* _The task_: Pictures are to be left out, but please repeat each record exactly.

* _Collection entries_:

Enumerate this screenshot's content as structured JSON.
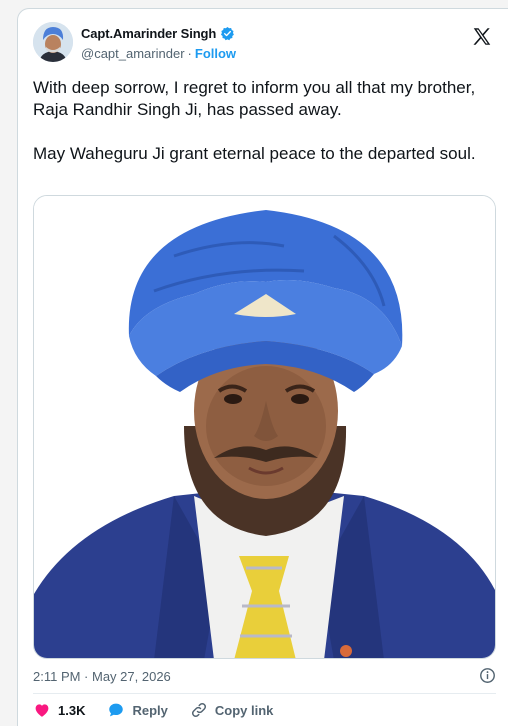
{
  "author": {
    "display_name": "Capt.Amarinder Singh",
    "handle": "@capt_amarinder",
    "separator": "·",
    "follow_label": "Follow"
  },
  "tweet": {
    "paragraph1": "With deep sorrow, I regret to inform you all that my brother, Raja Randhir Singh Ji, has passed away.",
    "paragraph2": "May Waheguru Ji grant eternal peace to the departed soul."
  },
  "timestamp": "2:11 PM · May 27, 2026",
  "actions": {
    "like_count": "1.3K",
    "reply_label": "Reply",
    "copy_link_label": "Copy link"
  },
  "colors": {
    "accent": "#1d9bf0",
    "like": "#f91880",
    "turban": "#3b6fd6",
    "suit": "#2c3f8f",
    "tie": "#e9cf3a"
  },
  "icons": {
    "verified": "verified-badge-icon",
    "brand": "x-logo-icon",
    "info": "info-icon",
    "like": "heart-icon",
    "reply": "reply-bubble-icon",
    "copy_link": "link-icon"
  }
}
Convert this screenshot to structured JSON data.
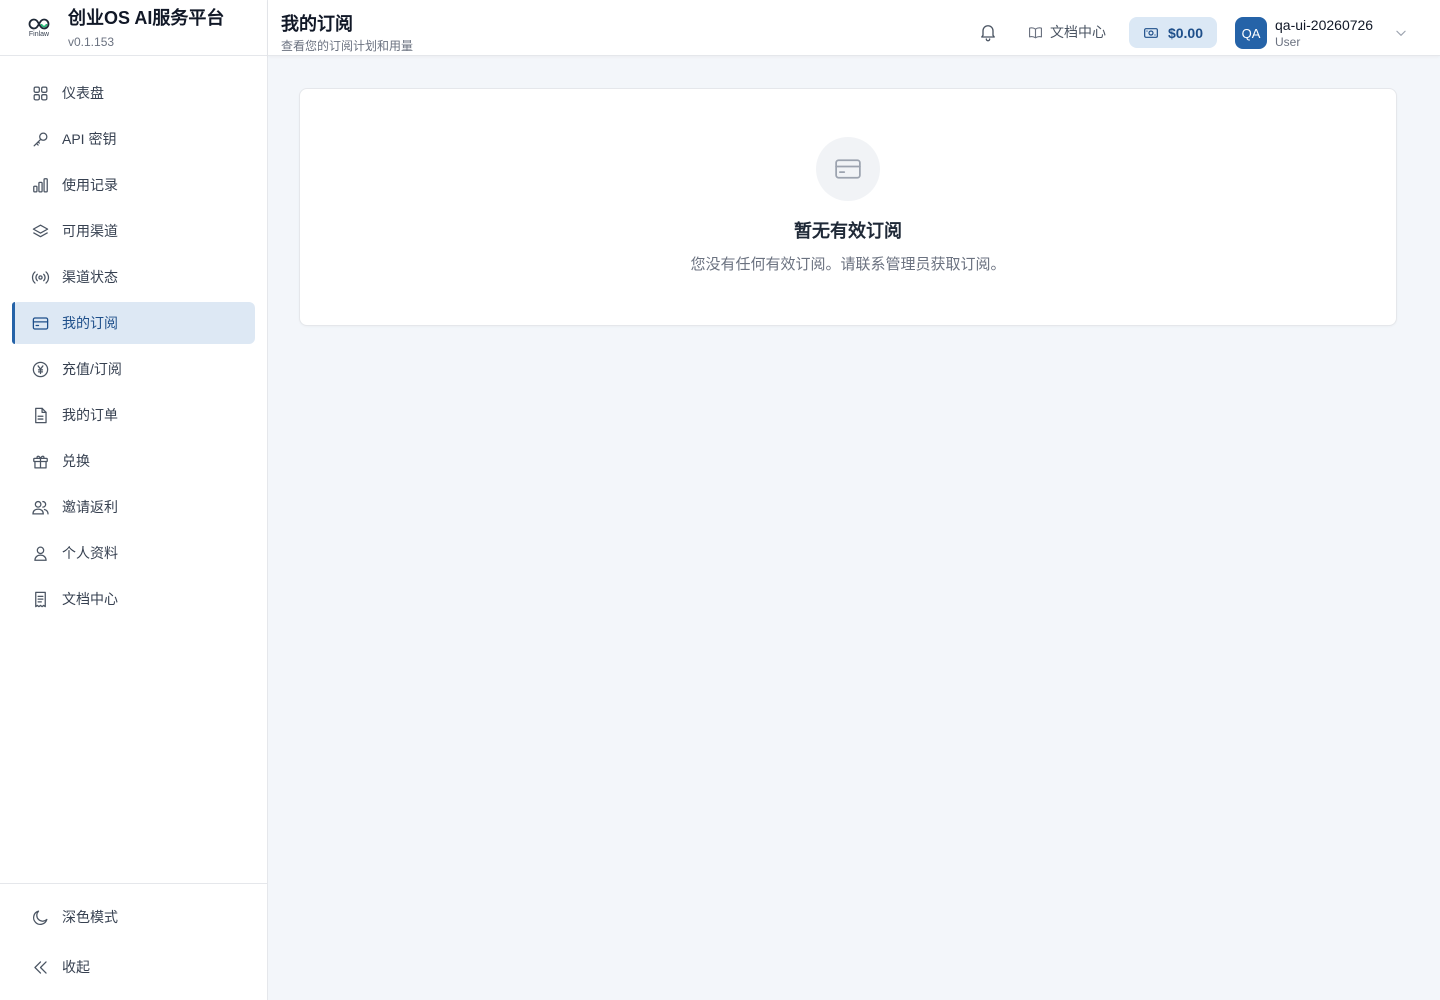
{
  "brand": {
    "logo_text": "Finlaw",
    "title": "创业OS AI服务平台",
    "version": "v0.1.153"
  },
  "sidebar": {
    "items": [
      {
        "label": "仪表盘",
        "icon": "grid-icon"
      },
      {
        "label": "API 密钥",
        "icon": "key-icon"
      },
      {
        "label": "使用记录",
        "icon": "bar-chart-icon"
      },
      {
        "label": "可用渠道",
        "icon": "layers-icon"
      },
      {
        "label": "渠道状态",
        "icon": "radio-icon"
      },
      {
        "label": "我的订阅",
        "icon": "credit-card-icon",
        "active": true
      },
      {
        "label": "充值/订阅",
        "icon": "yen-circle-icon"
      },
      {
        "label": "我的订单",
        "icon": "file-icon"
      },
      {
        "label": "兑换",
        "icon": "gift-icon"
      },
      {
        "label": "邀请返利",
        "icon": "users-icon"
      },
      {
        "label": "个人资料",
        "icon": "user-icon"
      },
      {
        "label": "文档中心",
        "icon": "receipt-icon"
      }
    ],
    "footer": {
      "dark_mode": "深色模式",
      "collapse": "收起"
    }
  },
  "header": {
    "title": "我的订阅",
    "subtitle": "查看您的订阅计划和用量",
    "docs_label": "文档中心",
    "balance": "$0.00",
    "user": {
      "initials": "QA",
      "name": "qa-ui-20260726",
      "role": "User"
    }
  },
  "main": {
    "empty_title": "暂无有效订阅",
    "empty_desc": "您没有任何有效订阅。请联系管理员获取订阅。"
  },
  "colors": {
    "accent": "#2563a8",
    "active_bg": "#dde8f4",
    "balance_bg": "#dbe8f5",
    "page_bg": "#f3f6fa"
  }
}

* _Worked solution_:
Enumerate this screenshot's content as structured JSON.
{
  "author": {
    "display_name": "Capt.Amarinder Singh",
    "handle": "@capt_amarinder",
    "separator": "·",
    "follow_label": "Follow"
  },
  "tweet": {
    "paragraph1": "With deep sorrow, I regret to inform you all that my brother, Raja Randhir Singh Ji, has passed away.",
    "paragraph2": "May Waheguru Ji grant eternal peace to the departed soul."
  },
  "timestamp": "2:11 PM · May 27, 2026",
  "actions": {
    "like_count": "1.3K",
    "reply_label": "Reply",
    "copy_link_label": "Copy link"
  },
  "colors": {
    "accent": "#1d9bf0",
    "like": "#f91880",
    "turban": "#3b6fd6",
    "suit": "#2c3f8f",
    "tie": "#e9cf3a"
  },
  "icons": {
    "verified": "verified-badge-icon",
    "brand": "x-logo-icon",
    "info": "info-icon",
    "like": "heart-icon",
    "reply": "reply-bubble-icon",
    "copy_link": "link-icon"
  }
}
Convert this screenshot to structured JSON data.
{
  "brand": {
    "logo_text": "Finlaw",
    "title": "创业OS AI服务平台",
    "version": "v0.1.153"
  },
  "sidebar": {
    "items": [
      {
        "label": "仪表盘",
        "icon": "grid-icon"
      },
      {
        "label": "API 密钥",
        "icon": "key-icon"
      },
      {
        "label": "使用记录",
        "icon": "bar-chart-icon"
      },
      {
        "label": "可用渠道",
        "icon": "layers-icon"
      },
      {
        "label": "渠道状态",
        "icon": "radio-icon"
      },
      {
        "label": "我的订阅",
        "icon": "credit-card-icon",
        "active": true
      },
      {
        "label": "充值/订阅",
        "icon": "yen-circle-icon"
      },
      {
        "label": "我的订单",
        "icon": "file-icon"
      },
      {
        "label": "兑换",
        "icon": "gift-icon"
      },
      {
        "label": "邀请返利",
        "icon": "users-icon"
      },
      {
        "label": "个人资料",
        "icon": "user-icon"
      },
      {
        "label": "文档中心",
        "icon": "receipt-icon"
      }
    ],
    "footer": {
      "dark_mode": "深色模式",
      "collapse": "收起"
    }
  },
  "header": {
    "title": "我的订阅",
    "subtitle": "查看您的订阅计划和用量",
    "docs_label": "文档中心",
    "balance": "$0.00",
    "user": {
      "initials": "QA",
      "name": "qa-ui-20260726",
      "role": "User"
    }
  },
  "main": {
    "empty_title": "暂无有效订阅",
    "empty_desc": "您没有任何有效订阅。请联系管理员获取订阅。"
  },
  "colors": {
    "accent": "#2563a8",
    "active_bg": "#dde8f4",
    "balance_bg": "#dbe8f5",
    "page_bg": "#f3f6fa"
  }
}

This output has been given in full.